--- What to produce ---
List, from the lines below, each one with "name" in it.

--- Data provided ---
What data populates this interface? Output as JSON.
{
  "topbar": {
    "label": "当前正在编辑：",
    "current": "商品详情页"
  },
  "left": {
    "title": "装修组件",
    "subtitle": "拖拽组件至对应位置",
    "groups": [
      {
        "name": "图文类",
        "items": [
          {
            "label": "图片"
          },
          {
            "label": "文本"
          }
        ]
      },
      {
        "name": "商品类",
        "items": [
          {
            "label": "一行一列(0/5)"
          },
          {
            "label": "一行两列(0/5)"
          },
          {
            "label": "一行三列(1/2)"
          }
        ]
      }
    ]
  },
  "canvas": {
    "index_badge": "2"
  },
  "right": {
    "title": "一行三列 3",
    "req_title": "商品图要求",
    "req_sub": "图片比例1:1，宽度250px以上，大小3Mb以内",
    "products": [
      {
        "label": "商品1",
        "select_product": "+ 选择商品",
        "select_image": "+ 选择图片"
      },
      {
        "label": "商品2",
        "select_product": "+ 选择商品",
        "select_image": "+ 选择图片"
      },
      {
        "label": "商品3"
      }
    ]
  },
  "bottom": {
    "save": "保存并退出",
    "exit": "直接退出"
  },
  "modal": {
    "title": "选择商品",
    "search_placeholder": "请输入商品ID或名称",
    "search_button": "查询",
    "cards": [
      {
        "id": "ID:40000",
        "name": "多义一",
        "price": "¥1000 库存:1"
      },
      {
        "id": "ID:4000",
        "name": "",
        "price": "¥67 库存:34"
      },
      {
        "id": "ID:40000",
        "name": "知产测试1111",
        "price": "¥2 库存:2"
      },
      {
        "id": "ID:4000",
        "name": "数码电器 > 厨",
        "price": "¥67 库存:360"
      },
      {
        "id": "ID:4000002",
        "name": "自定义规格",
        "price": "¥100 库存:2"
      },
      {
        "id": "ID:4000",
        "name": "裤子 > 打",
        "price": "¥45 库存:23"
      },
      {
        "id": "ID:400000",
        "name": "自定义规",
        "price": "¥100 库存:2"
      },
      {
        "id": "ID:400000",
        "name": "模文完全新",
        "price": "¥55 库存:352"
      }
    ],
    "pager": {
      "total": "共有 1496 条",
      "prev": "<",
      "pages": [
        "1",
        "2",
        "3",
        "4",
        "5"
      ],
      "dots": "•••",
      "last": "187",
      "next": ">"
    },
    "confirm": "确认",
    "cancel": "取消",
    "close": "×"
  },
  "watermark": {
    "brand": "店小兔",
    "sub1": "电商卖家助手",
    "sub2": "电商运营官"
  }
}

--- Exercise answer ---
        "name": "图文类",
        "name": "商品类",
        "name": "多义一",
        "name": "",
        "name": "知产测试1111",
        "name": "数码电器 > 厨",
        "name": "自定义规格",
        "name": "裤子 > 打",
        "name": "自定义规",
        "name": "模文完全新",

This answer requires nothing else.